Two levels of foregrounding in literary narratives
Discourse analysts and linguists have used the term “foregrounding” to refer to “… new information, in contrast to elements in the sentence which form the background against which the new elements are to be understood …” (van Peer & Hakemulder (2005). These foregrounded / backgrounded elements are linguistically marked by various “foregrounding / backgrounding markers”, used conventionally in standard language use. A few literary examples are analyzed which make deviatory use of those “foregrounding / backgrounding markers” (e.g., by marking central events in the story by “backgrounding markers”), yielding a “higher order foregrounding effect”, which corresponds to the notion of foregrounding as used by literary theorists.
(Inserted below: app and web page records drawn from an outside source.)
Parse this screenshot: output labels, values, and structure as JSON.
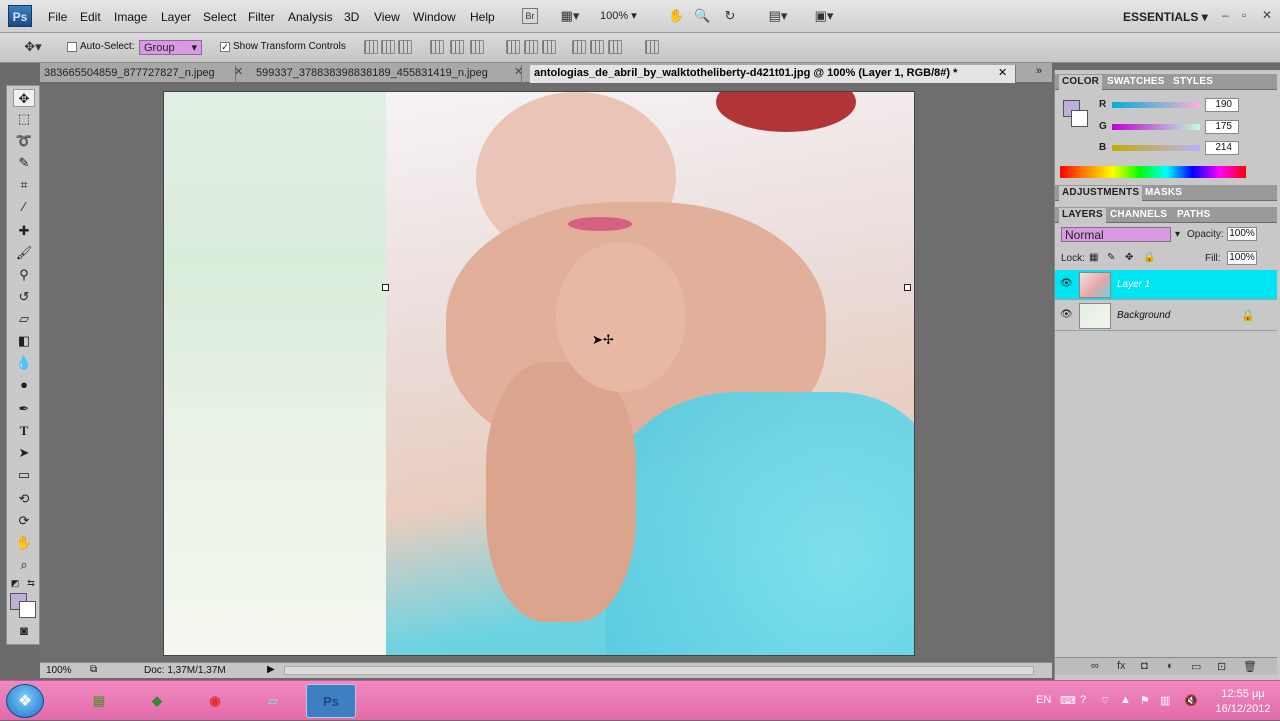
{
  "menubar": {
    "logo": "Ps",
    "items": [
      "File",
      "Edit",
      "Image",
      "Layer",
      "Select",
      "Filter",
      "Analysis",
      "3D",
      "View",
      "Window",
      "Help"
    ],
    "zoom": "100%",
    "workspace": "ESSENTIALS"
  },
  "options": {
    "auto_select_label": "Auto-Select:",
    "auto_select_value": "Group",
    "show_transform_label": "Show Transform Controls"
  },
  "tabs": [
    {
      "label": "383665504859_877727827_n.jpeg",
      "active": false
    },
    {
      "label": "599337_378838398838189_455831419_n.jpeg",
      "active": false
    },
    {
      "label": "antologias_de_abril_by_walktotheliberty-d421t01.jpg @ 100% (Layer 1, RGB/8#) *",
      "active": true
    }
  ],
  "status": {
    "zoom": "100%",
    "doc": "Doc: 1,37M/1,37M"
  },
  "color_panel": {
    "tabs": [
      "COLOR",
      "SWATCHES",
      "STYLES"
    ],
    "channels": [
      {
        "label": "R",
        "value": "190"
      },
      {
        "label": "G",
        "value": "175"
      },
      {
        "label": "B",
        "value": "214"
      }
    ],
    "foreground": "#beafd6",
    "background": "#ffffff"
  },
  "adjust_panel": {
    "tabs": [
      "ADJUSTMENTS",
      "MASKS"
    ]
  },
  "layers_panel": {
    "tabs": [
      "LAYERS",
      "CHANNELS",
      "PATHS"
    ],
    "blend_mode": "Normal",
    "opacity_label": "Opacity:",
    "opacity": "100%",
    "lock_label": "Lock:",
    "fill_label": "Fill:",
    "fill": "100%",
    "layers": [
      {
        "name": "Layer 1",
        "selected": true
      },
      {
        "name": "Background",
        "selected": false,
        "locked": true
      }
    ]
  },
  "taskbar": {
    "lang": "EN",
    "time": "12:55 μμ",
    "date": "16/12/2012"
  }
}
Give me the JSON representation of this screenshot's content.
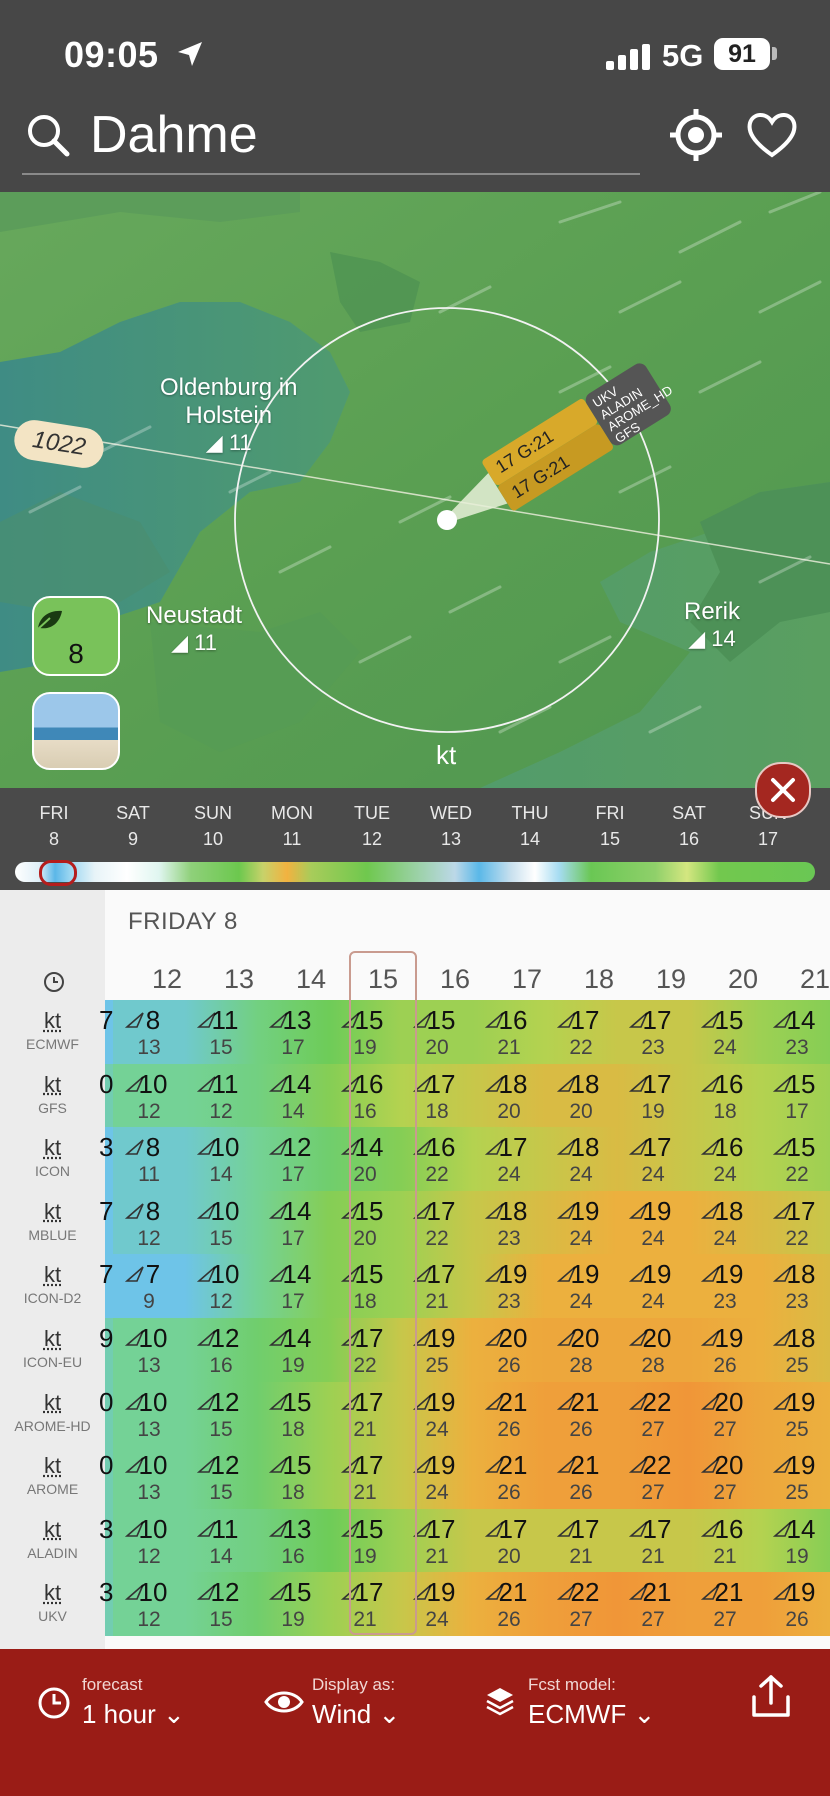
{
  "status": {
    "time": "09:05",
    "network": "5G",
    "battery": "91"
  },
  "search": {
    "location": "Dahme"
  },
  "map": {
    "labels": [
      {
        "name": "Oldenburg in",
        "name2": "Holstein",
        "speed": "11"
      },
      {
        "name": "Neustadt",
        "speed": "11"
      },
      {
        "name": "Rerik",
        "speed": "14"
      }
    ],
    "pressure": "1022",
    "eco_value": "8",
    "unit": "kt",
    "flag_models": [
      "UKV",
      "ALADIN",
      "AROME_HD",
      "GFS"
    ],
    "flag_values": [
      "17 G:21",
      "17 G:21"
    ]
  },
  "timeline": {
    "days": [
      {
        "dow": "FRI",
        "num": "8"
      },
      {
        "dow": "SAT",
        "num": "9"
      },
      {
        "dow": "SUN",
        "num": "10"
      },
      {
        "dow": "MON",
        "num": "11"
      },
      {
        "dow": "TUE",
        "num": "12"
      },
      {
        "dow": "WED",
        "num": "13"
      },
      {
        "dow": "THU",
        "num": "14"
      },
      {
        "dow": "FRI",
        "num": "15"
      },
      {
        "dow": "SAT",
        "num": "16"
      },
      {
        "dow": "SUN",
        "num": "17"
      }
    ]
  },
  "table": {
    "day_title": "FRIDAY 8",
    "unit": "kt",
    "hours": [
      "12",
      "13",
      "14",
      "15",
      "16",
      "17",
      "18",
      "19",
      "20",
      "21"
    ],
    "models": [
      {
        "name": "ECMWF",
        "prev": "7",
        "wind": [
          "8",
          "11",
          "13",
          "15",
          "15",
          "16",
          "17",
          "17",
          "15",
          "14"
        ],
        "gust": [
          "13",
          "15",
          "17",
          "19",
          "20",
          "21",
          "22",
          "23",
          "24",
          "23"
        ]
      },
      {
        "name": "GFS",
        "prev": "0",
        "wind": [
          "10",
          "11",
          "14",
          "16",
          "17",
          "18",
          "18",
          "17",
          "16",
          "15"
        ],
        "gust": [
          "12",
          "12",
          "14",
          "16",
          "18",
          "20",
          "20",
          "19",
          "18",
          "17"
        ]
      },
      {
        "name": "ICON",
        "prev": "3",
        "wind": [
          "8",
          "10",
          "12",
          "14",
          "16",
          "17",
          "18",
          "17",
          "16",
          "15"
        ],
        "gust": [
          "11",
          "14",
          "17",
          "20",
          "22",
          "24",
          "24",
          "24",
          "24",
          "22"
        ]
      },
      {
        "name": "MBLUE",
        "prev": "7",
        "wind": [
          "8",
          "10",
          "14",
          "15",
          "17",
          "18",
          "19",
          "19",
          "18",
          "17"
        ],
        "gust": [
          "12",
          "15",
          "17",
          "20",
          "22",
          "23",
          "24",
          "24",
          "24",
          "22"
        ]
      },
      {
        "name": "ICON-D2",
        "prev": "7",
        "wind": [
          "7",
          "10",
          "14",
          "15",
          "17",
          "19",
          "19",
          "19",
          "19",
          "18"
        ],
        "gust": [
          "9",
          "12",
          "17",
          "18",
          "21",
          "23",
          "24",
          "24",
          "23",
          "23"
        ]
      },
      {
        "name": "ICON-EU",
        "prev": "9",
        "wind": [
          "10",
          "12",
          "14",
          "17",
          "19",
          "20",
          "20",
          "20",
          "19",
          "18"
        ],
        "gust": [
          "13",
          "16",
          "19",
          "22",
          "25",
          "26",
          "28",
          "28",
          "26",
          "25"
        ]
      },
      {
        "name": "AROME-HD",
        "prev": "0",
        "wind": [
          "10",
          "12",
          "15",
          "17",
          "19",
          "21",
          "21",
          "22",
          "20",
          "19"
        ],
        "gust": [
          "13",
          "15",
          "18",
          "21",
          "24",
          "26",
          "26",
          "27",
          "27",
          "25"
        ]
      },
      {
        "name": "AROME",
        "prev": "0",
        "wind": [
          "10",
          "12",
          "15",
          "17",
          "19",
          "21",
          "21",
          "22",
          "20",
          "19"
        ],
        "gust": [
          "13",
          "15",
          "18",
          "21",
          "24",
          "26",
          "26",
          "27",
          "27",
          "25"
        ]
      },
      {
        "name": "ALADIN",
        "prev": "3",
        "wind": [
          "10",
          "11",
          "13",
          "15",
          "17",
          "17",
          "17",
          "17",
          "16",
          "14"
        ],
        "gust": [
          "12",
          "14",
          "16",
          "19",
          "21",
          "20",
          "21",
          "21",
          "21",
          "19"
        ]
      },
      {
        "name": "UKV",
        "prev": "3",
        "wind": [
          "10",
          "12",
          "15",
          "17",
          "19",
          "21",
          "22",
          "21",
          "21",
          "19"
        ],
        "gust": [
          "12",
          "15",
          "19",
          "21",
          "24",
          "26",
          "27",
          "27",
          "27",
          "26"
        ]
      }
    ]
  },
  "bottom": {
    "forecast_label": "forecast",
    "forecast_value": "1 hour",
    "display_label": "Display as:",
    "display_value": "Wind",
    "model_label": "Fcst model:",
    "model_value": "ECMWF"
  },
  "colors": {
    "accent": "#9a1c16",
    "header": "#474747",
    "map_land": "#5a9a56",
    "sea": "#3e8a8a"
  }
}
In this article, the relation between these two notions and levels of “foregrounding” is discussed.